#### [Task to complete]
Copy out all of the material. Every line must match the original.

(Information shown Opens)

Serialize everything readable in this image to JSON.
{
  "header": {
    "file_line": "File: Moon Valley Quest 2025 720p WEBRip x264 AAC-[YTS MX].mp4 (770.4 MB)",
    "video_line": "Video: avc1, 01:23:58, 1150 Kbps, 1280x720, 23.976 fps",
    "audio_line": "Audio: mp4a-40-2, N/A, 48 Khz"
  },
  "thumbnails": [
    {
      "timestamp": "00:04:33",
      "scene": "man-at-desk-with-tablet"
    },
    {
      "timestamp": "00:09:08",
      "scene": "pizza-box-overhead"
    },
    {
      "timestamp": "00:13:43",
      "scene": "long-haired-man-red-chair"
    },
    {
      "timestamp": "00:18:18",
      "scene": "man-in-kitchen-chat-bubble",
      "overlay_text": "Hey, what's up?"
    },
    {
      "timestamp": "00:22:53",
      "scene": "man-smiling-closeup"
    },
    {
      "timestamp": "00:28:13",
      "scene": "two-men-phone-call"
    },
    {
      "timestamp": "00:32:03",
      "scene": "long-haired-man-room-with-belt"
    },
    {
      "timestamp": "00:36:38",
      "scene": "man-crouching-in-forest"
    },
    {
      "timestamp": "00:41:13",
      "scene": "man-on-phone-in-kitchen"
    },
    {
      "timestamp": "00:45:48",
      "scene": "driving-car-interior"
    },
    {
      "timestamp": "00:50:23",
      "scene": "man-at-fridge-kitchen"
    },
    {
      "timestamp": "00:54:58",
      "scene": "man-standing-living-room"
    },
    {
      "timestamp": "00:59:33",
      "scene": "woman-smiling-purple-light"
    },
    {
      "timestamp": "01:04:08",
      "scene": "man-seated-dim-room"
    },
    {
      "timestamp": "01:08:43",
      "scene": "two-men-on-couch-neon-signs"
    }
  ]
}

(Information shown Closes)

#### [Response to the task]
Serialize everything readable in this image to JSON.
{
  "header": {
    "file_line": "File: Moon Valley Quest 2025 720p WEBRip x264 AAC-[YTS MX].mp4 (770.4 MB)",
    "video_line": "Video: avc1, 01:23:58, 1150 Kbps, 1280x720, 23.976 fps",
    "audio_line": "Audio: mp4a-40-2, N/A, 48 Khz"
  },
  "thumbnails": [
    {
      "timestamp": "00:04:33",
      "scene": "man-at-desk-with-tablet"
    },
    {
      "timestamp": "00:09:08",
      "scene": "pizza-box-overhead"
    },
    {
      "timestamp": "00:13:43",
      "scene": "long-haired-man-red-chair"
    },
    {
      "timestamp": "00:18:18",
      "scene": "man-in-kitchen-chat-bubble",
      "overlay_text": "Hey, what's up?"
    },
    {
      "timestamp": "00:22:53",
      "scene": "man-smiling-closeup"
    },
    {
      "timestamp": "00:28:13",
      "scene": "two-men-phone-call"
    },
    {
      "timestamp": "00:32:03",
      "scene": "long-haired-man-room-with-belt"
    },
    {
      "timestamp": "00:36:38",
      "scene": "man-crouching-in-forest"
    },
    {
      "timestamp": "00:41:13",
      "scene": "man-on-phone-in-kitchen"
    },
    {
      "timestamp": "00:45:48",
      "scene": "driving-car-interior"
    },
    {
      "timestamp": "00:50:23",
      "scene": "man-at-fridge-kitchen"
    },
    {
      "timestamp": "00:54:58",
      "scene": "man-standing-living-room"
    },
    {
      "timestamp": "00:59:33",
      "scene": "woman-smiling-purple-light"
    },
    {
      "timestamp": "01:04:08",
      "scene": "man-seated-dim-room"
    },
    {
      "timestamp": "01:08:43",
      "scene": "two-men-on-couch-neon-signs"
    }
  ]
}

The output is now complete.